I'm also really big on village building, of course, and mentoring being part of the village building process. They have what's called a "rights of passage" program, I know of one that's run through Wood Green Community Centre. This is support from elders supporting youth and young people to move through their black identity, preserving the black culture, and working from an empowerment place, like the afrocentric care, that I often speak about. It's really to empower us versus allowing us to remain and sit in the problems, in the struggle. It really empowers and honours the black identity and uses ancestral ways of being and coping, for people to identify with how great they are as a black individual.
I think that's very important that when we talk about culturally responsive programs, that we're not just trying to provide programs that do say we only serve black people because that's obviously not enough. Although we need our own space, it's also about preserving the black identity and honouring it, recognizing the strengths within it. As well as, of course understanding the struggle and knowing that's an implication on one's mental wellness but preserving the black identity. That's what anti-black racism has done, is robs us of the greatness of our black identity. So when we talk about culturally responsiveness, it can't be responding to just having black people in our care or mandating it but how are we preserving the black identity, how are we honouring it, how are we using that as a strength and a way forward.
Closing Remarks: I would just like to say to parents that we see you, it's not your fault, you don't know what you don't know. We are here to support you as black practitioners in the field. We understand how difficult it could be to navigate within cultures, as well as in our society. But you are so worth all the wellness in the world to not just survive but to thrive. And for our youth and our children we also see you, we also care about you, and we also want to ensure that you know that you deserve so much more. And that you have a life that can be full of joy and full of peace, and full of all that you desire in your heart. And there are many of us that see you and want what's good for you and it's very possible. Although, I know this world is not very kind to you but we see you and we really want all the best for you!
We want to thank Simone for being a part of our conversation and sharing her knowledge on racial and intergenerational trauma for ACB Youth.
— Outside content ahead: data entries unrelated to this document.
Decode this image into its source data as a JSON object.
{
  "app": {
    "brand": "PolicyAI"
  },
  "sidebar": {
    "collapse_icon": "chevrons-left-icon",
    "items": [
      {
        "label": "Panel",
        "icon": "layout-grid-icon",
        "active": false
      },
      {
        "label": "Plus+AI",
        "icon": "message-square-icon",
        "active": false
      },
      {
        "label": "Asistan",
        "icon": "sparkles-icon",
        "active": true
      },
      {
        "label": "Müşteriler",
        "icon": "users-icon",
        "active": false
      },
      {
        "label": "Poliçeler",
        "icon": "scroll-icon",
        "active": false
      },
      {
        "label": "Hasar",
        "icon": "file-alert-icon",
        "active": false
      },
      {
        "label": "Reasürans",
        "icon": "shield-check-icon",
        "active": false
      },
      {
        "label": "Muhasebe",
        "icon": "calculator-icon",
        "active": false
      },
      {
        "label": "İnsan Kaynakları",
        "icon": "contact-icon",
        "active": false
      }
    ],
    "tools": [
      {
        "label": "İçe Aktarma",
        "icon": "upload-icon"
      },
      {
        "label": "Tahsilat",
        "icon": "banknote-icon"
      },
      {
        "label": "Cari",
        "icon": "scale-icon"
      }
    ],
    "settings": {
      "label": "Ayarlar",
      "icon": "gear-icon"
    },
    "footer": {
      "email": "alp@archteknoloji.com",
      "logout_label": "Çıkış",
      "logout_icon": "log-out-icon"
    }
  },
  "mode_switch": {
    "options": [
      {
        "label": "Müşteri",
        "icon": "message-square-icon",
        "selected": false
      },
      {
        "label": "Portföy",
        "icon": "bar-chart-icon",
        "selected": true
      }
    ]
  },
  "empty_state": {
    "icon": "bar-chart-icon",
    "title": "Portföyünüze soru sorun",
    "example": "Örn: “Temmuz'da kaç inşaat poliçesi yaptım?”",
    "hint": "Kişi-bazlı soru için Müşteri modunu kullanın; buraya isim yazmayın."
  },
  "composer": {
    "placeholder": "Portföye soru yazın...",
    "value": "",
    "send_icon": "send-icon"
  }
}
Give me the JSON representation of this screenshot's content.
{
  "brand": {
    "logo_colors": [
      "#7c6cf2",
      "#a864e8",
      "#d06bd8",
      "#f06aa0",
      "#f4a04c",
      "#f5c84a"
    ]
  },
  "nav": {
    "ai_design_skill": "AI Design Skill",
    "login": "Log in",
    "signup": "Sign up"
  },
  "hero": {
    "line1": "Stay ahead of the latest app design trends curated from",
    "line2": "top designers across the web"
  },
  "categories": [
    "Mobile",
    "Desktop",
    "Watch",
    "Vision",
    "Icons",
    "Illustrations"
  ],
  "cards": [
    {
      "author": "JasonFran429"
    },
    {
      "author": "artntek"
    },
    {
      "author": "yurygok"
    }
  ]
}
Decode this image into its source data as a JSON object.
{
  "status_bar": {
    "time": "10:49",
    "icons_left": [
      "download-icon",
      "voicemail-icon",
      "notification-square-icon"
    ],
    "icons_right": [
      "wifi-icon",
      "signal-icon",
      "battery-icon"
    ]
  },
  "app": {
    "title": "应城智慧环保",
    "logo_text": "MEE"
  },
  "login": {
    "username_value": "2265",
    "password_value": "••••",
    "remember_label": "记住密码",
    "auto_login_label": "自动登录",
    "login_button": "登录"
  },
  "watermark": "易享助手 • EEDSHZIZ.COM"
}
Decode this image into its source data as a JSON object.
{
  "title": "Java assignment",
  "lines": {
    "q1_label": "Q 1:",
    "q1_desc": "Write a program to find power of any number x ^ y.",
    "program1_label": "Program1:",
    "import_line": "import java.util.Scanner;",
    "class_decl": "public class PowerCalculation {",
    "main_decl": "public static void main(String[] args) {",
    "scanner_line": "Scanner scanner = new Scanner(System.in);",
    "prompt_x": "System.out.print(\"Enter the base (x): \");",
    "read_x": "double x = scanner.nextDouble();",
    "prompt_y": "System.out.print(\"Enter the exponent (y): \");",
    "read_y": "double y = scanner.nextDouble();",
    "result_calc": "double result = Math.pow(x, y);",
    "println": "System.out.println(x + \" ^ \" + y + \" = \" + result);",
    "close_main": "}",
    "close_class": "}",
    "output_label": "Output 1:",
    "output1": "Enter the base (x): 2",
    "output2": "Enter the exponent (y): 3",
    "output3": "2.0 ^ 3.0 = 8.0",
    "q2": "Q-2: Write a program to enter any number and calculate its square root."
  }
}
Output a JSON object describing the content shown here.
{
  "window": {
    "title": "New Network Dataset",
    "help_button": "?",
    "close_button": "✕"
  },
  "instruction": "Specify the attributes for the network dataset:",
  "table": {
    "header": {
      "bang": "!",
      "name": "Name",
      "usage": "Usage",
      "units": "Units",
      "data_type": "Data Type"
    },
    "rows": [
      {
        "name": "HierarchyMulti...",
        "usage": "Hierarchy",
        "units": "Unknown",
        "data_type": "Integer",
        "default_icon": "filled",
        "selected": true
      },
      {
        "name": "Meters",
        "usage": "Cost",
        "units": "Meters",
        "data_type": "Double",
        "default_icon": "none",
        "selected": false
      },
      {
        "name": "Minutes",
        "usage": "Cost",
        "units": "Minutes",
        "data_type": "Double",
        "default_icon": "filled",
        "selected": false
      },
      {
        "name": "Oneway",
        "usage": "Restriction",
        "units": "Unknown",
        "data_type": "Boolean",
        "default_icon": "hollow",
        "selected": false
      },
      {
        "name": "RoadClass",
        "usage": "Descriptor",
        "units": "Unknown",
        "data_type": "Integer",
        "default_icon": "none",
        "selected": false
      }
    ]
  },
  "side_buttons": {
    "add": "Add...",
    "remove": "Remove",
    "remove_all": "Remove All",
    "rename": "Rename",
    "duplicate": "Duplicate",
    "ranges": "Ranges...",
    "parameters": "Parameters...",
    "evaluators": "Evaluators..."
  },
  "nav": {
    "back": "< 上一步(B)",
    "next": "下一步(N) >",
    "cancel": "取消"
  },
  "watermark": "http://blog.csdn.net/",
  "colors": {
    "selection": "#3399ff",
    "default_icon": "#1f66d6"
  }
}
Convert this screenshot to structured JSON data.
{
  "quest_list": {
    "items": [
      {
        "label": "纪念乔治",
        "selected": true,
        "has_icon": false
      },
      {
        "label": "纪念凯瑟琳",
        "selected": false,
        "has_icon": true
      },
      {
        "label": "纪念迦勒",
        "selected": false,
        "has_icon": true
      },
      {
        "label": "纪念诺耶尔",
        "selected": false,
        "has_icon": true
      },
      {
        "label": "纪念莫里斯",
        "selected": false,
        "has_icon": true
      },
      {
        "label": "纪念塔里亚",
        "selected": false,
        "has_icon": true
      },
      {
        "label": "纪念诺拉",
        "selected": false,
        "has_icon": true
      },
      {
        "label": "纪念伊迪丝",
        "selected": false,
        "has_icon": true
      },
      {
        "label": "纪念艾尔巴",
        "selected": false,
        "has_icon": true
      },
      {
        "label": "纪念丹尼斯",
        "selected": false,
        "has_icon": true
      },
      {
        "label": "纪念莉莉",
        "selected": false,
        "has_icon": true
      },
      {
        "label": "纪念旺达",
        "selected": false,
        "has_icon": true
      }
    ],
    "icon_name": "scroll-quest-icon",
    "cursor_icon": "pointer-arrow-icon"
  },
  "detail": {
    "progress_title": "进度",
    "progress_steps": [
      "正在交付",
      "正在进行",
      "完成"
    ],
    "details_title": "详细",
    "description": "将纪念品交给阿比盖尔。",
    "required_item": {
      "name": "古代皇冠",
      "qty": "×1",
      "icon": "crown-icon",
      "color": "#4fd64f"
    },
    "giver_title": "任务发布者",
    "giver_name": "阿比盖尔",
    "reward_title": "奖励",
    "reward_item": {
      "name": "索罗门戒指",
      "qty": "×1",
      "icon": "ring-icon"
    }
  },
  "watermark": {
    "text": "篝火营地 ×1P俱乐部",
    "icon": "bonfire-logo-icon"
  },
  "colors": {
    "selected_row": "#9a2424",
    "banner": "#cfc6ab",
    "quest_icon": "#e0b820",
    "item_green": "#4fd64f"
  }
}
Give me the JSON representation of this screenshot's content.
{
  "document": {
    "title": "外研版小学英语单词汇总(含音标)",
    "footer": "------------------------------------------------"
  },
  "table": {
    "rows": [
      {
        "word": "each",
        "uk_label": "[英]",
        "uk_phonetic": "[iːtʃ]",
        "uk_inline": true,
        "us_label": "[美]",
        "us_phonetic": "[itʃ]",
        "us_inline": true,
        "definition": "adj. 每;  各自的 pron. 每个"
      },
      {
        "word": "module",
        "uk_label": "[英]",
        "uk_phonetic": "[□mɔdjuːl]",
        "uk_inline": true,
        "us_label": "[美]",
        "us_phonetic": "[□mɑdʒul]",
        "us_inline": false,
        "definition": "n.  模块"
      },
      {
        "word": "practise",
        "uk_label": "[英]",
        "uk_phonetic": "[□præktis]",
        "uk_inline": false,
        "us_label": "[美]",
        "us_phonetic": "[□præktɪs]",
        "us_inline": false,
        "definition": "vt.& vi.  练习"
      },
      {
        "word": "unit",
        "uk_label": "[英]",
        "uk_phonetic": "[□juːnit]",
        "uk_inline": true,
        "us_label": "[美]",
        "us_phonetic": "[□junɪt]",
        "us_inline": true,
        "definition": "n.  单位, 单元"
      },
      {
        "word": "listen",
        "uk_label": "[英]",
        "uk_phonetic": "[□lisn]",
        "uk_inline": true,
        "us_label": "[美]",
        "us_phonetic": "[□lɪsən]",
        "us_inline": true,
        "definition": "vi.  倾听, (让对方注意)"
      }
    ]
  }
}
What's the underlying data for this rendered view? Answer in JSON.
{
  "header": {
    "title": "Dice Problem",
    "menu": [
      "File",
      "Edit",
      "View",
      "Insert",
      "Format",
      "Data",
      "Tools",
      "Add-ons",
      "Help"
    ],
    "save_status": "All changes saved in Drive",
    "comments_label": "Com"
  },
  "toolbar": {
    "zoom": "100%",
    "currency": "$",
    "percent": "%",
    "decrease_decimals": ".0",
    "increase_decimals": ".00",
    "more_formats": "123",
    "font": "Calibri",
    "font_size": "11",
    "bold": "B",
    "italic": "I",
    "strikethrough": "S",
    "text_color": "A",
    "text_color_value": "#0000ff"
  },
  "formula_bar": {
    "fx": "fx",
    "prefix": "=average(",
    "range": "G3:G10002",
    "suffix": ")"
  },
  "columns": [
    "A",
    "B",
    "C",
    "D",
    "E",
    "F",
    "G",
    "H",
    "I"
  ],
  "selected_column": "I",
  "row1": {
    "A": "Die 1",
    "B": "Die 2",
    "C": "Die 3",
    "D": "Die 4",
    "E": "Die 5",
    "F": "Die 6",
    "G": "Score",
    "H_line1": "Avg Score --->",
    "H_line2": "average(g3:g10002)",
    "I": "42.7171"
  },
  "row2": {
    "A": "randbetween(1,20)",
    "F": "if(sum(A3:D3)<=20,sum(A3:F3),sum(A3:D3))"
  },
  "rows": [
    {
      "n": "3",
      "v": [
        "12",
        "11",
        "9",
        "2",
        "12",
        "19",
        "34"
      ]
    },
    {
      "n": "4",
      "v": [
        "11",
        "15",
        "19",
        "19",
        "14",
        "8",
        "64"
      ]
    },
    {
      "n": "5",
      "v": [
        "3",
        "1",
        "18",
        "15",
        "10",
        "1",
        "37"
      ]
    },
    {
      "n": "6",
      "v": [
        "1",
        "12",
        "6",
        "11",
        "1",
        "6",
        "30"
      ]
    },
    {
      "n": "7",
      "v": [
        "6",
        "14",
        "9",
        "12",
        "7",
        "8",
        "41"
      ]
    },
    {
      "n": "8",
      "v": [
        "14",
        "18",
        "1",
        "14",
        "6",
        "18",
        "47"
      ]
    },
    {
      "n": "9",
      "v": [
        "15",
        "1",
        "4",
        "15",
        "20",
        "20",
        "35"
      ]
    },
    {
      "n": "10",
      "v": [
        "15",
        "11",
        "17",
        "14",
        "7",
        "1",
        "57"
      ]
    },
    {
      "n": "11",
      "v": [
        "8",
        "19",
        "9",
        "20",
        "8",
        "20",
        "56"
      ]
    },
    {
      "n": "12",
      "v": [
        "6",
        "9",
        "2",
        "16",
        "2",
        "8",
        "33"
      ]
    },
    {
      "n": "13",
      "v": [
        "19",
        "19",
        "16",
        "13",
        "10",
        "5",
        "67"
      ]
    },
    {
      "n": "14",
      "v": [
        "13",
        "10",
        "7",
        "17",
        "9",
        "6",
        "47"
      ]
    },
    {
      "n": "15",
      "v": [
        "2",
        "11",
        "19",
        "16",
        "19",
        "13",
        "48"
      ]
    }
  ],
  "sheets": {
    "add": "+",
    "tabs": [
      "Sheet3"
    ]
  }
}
Make sure to check out her Instagram for more information on this topic.
Program/Services Currently Offerings:
Guest Speaker/Lecturer/Mental Health Workshops: Black mental health (i.e. microaggressions, racial trauma, immigration), Self-Care, Self-esteem, Relationships, Grief (youth and/or adult specific)
Staff Development: Black Employee Healing Circle, Anti-Black racism Workshops, Mental Health Workshop/Guest Speaker about the same topics described above
Leadership Development: Coaching, Team Conflict/Consultations, Anti-Black racism workshop, Mental Health Workshop/Guest Speaker about the same topics described above
Counselling/Psychotherapy: Caseload and waitlist are currently full